[DATA SECTION Boundary: Start]
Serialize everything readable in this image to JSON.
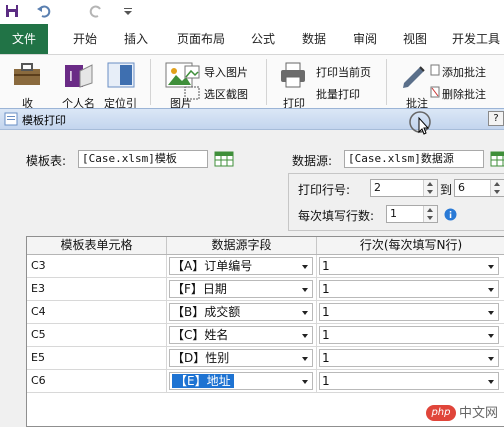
{
  "ribbon_tabs": [
    "文件",
    "开始",
    "插入",
    "页面布局",
    "公式",
    "数据",
    "审阅",
    "视图",
    "开发工具"
  ],
  "ribbon": {
    "btn_collect": "收",
    "btn_personal": "个人名",
    "btn_locate": "定位引",
    "btn_image": "图片",
    "btn_import_image": "导入图片",
    "btn_select_area_screenshot": "选区截图",
    "btn_print": "打印",
    "btn_print_current": "打印当前页",
    "btn_batch_print": "批量打印",
    "btn_annotate": "批注",
    "btn_add_annotation": "添加批注",
    "btn_delete_annotation": "删除批注"
  },
  "dialog": {
    "title": "模板打印",
    "template_label": "模板表:",
    "template_value": "[Case.xlsm]模板",
    "datasource_label": "数据源:",
    "datasource_value": "[Case.xlsm]数据源",
    "print_rows_label": "打印行号:",
    "row_from": "2",
    "to_label": "到",
    "row_to": "6",
    "per_fill_label": "每次填写行数:",
    "per_fill_value": "1",
    "info_icon": "info-icon"
  },
  "grid": {
    "headers": [
      "模板表单元格",
      "数据源字段",
      "行次(每次填写N行)"
    ],
    "rows": [
      {
        "cell": "C3",
        "field": "【A】订单编号",
        "row": "1"
      },
      {
        "cell": "E3",
        "field": "【F】日期",
        "row": "1"
      },
      {
        "cell": "C4",
        "field": "【B】成交额",
        "row": "1"
      },
      {
        "cell": "C5",
        "field": "【C】姓名",
        "row": "1"
      },
      {
        "cell": "E5",
        "field": "【D】性别",
        "row": "1"
      },
      {
        "cell": "C6",
        "field": "【E】地址",
        "row": "1"
      }
    ],
    "selected_row_index": 5
  },
  "watermark": {
    "logo": "php",
    "text": "中文网"
  },
  "colors": {
    "file_tab": "#217346",
    "selection": "#1e73d2",
    "info": "#2a7ad6"
  }
}
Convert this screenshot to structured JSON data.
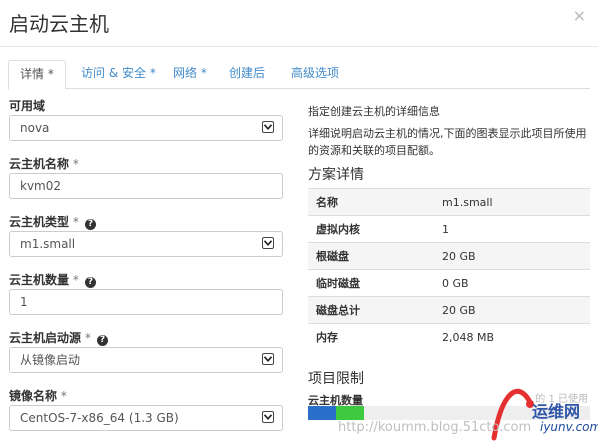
{
  "modal": {
    "title": "启动云主机",
    "close_icon": "×"
  },
  "tabs": [
    {
      "label": "详情",
      "star": " *"
    },
    {
      "label": "访问 & 安全",
      "star": " *"
    },
    {
      "label": "网络",
      "star": " *"
    },
    {
      "label": "创建后",
      "star": ""
    },
    {
      "label": "高级选项",
      "star": ""
    }
  ],
  "form": {
    "availability_zone": {
      "label": "可用域",
      "value": "nova"
    },
    "instance_name": {
      "label": "云主机名称",
      "star": " *",
      "value": "kvm02"
    },
    "flavor": {
      "label": "云主机类型",
      "star": " *",
      "value": "m1.small"
    },
    "count": {
      "label": "云主机数量",
      "star": " *",
      "value": "1"
    },
    "boot_source": {
      "label": "云主机启动源",
      "star": " *",
      "value": "从镜像启动"
    },
    "image": {
      "label": "镜像名称",
      "star": " *",
      "value": "CentOS-7-x86_64 (1.3 GB)"
    }
  },
  "help": {
    "line1": "指定创建云主机的详细信息",
    "line2": "详细说明启动云主机的情况,下面的图表显示此项目所使用的资源和关联的项目配额。"
  },
  "flavor_details": {
    "title": "方案详情",
    "rows": [
      {
        "key": "名称",
        "value": "m1.small"
      },
      {
        "key": "虚拟内核",
        "value": "1"
      },
      {
        "key": "根磁盘",
        "value": "20 GB"
      },
      {
        "key": "临时磁盘",
        "value": "0 GB"
      },
      {
        "key": "磁盘总计",
        "value": "20 GB"
      },
      {
        "key": "内存",
        "value": "2,048 MB"
      }
    ]
  },
  "project_limits": {
    "title": "项目限制",
    "instance_count_label": "云主机数量",
    "usage_text": "的 1 已使用",
    "used_fraction": 0.1,
    "added_fraction": 0.1
  },
  "watermark": {
    "url": "http://koumm.blog.51cto.com",
    "site_name": "运维网",
    "site_domain": "iyunv.com"
  },
  "colors": {
    "accent": "#428bca",
    "quota_used": "#2a6fc9",
    "quota_added": "#3ec93e"
  }
}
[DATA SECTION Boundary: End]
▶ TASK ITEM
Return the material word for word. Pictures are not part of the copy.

▶ PROBLEM SOLUTION
Serialize everything readable in this image to JSON.
{
  "ribbon_tabs": [
    "文件",
    "开始",
    "插入",
    "页面布局",
    "公式",
    "数据",
    "审阅",
    "视图",
    "开发工具"
  ],
  "ribbon": {
    "btn_collect": "收",
    "btn_personal": "个人名",
    "btn_locate": "定位引",
    "btn_image": "图片",
    "btn_import_image": "导入图片",
    "btn_select_area_screenshot": "选区截图",
    "btn_print": "打印",
    "btn_print_current": "打印当前页",
    "btn_batch_print": "批量打印",
    "btn_annotate": "批注",
    "btn_add_annotation": "添加批注",
    "btn_delete_annotation": "删除批注"
  },
  "dialog": {
    "title": "模板打印",
    "template_label": "模板表:",
    "template_value": "[Case.xlsm]模板",
    "datasource_label": "数据源:",
    "datasource_value": "[Case.xlsm]数据源",
    "print_rows_label": "打印行号:",
    "row_from": "2",
    "to_label": "到",
    "row_to": "6",
    "per_fill_label": "每次填写行数:",
    "per_fill_value": "1",
    "info_icon": "info-icon"
  },
  "grid": {
    "headers": [
      "模板表单元格",
      "数据源字段",
      "行次(每次填写N行)"
    ],
    "rows": [
      {
        "cell": "C3",
        "field": "【A】订单编号",
        "row": "1"
      },
      {
        "cell": "E3",
        "field": "【F】日期",
        "row": "1"
      },
      {
        "cell": "C4",
        "field": "【B】成交额",
        "row": "1"
      },
      {
        "cell": "C5",
        "field": "【C】姓名",
        "row": "1"
      },
      {
        "cell": "E5",
        "field": "【D】性别",
        "row": "1"
      },
      {
        "cell": "C6",
        "field": "【E】地址",
        "row": "1"
      }
    ],
    "selected_row_index": 5
  },
  "watermark": {
    "logo": "php",
    "text": "中文网"
  },
  "colors": {
    "file_tab": "#217346",
    "selection": "#1e73d2",
    "info": "#2a7ad6"
  }
}
Convert this screenshot to structured JSON data.
{
  "modal": {
    "title": "启动云主机",
    "close_icon": "×"
  },
  "tabs": [
    {
      "label": "详情",
      "star": " *"
    },
    {
      "label": "访问 & 安全",
      "star": " *"
    },
    {
      "label": "网络",
      "star": " *"
    },
    {
      "label": "创建后",
      "star": ""
    },
    {
      "label": "高级选项",
      "star": ""
    }
  ],
  "form": {
    "availability_zone": {
      "label": "可用域",
      "value": "nova"
    },
    "instance_name": {
      "label": "云主机名称",
      "star": " *",
      "value": "kvm02"
    },
    "flavor": {
      "label": "云主机类型",
      "star": " *",
      "value": "m1.small"
    },
    "count": {
      "label": "云主机数量",
      "star": " *",
      "value": "1"
    },
    "boot_source": {
      "label": "云主机启动源",
      "star": " *",
      "value": "从镜像启动"
    },
    "image": {
      "label": "镜像名称",
      "star": " *",
      "value": "CentOS-7-x86_64 (1.3 GB)"
    }
  },
  "help": {
    "line1": "指定创建云主机的详细信息",
    "line2": "详细说明启动云主机的情况,下面的图表显示此项目所使用的资源和关联的项目配额。"
  },
  "flavor_details": {
    "title": "方案详情",
    "rows": [
      {
        "key": "名称",
        "value": "m1.small"
      },
      {
        "key": "虚拟内核",
        "value": "1"
      },
      {
        "key": "根磁盘",
        "value": "20 GB"
      },
      {
        "key": "临时磁盘",
        "value": "0 GB"
      },
      {
        "key": "磁盘总计",
        "value": "20 GB"
      },
      {
        "key": "内存",
        "value": "2,048 MB"
      }
    ]
  },
  "project_limits": {
    "title": "项目限制",
    "instance_count_label": "云主机数量",
    "usage_text": "的 1 已使用",
    "used_fraction": 0.1,
    "added_fraction": 0.1
  },
  "watermark": {
    "url": "http://koumm.blog.51cto.com",
    "site_name": "运维网",
    "site_domain": "iyunv.com"
  },
  "colors": {
    "accent": "#428bca",
    "quota_used": "#2a6fc9",
    "quota_added": "#3ec93e"
  }
}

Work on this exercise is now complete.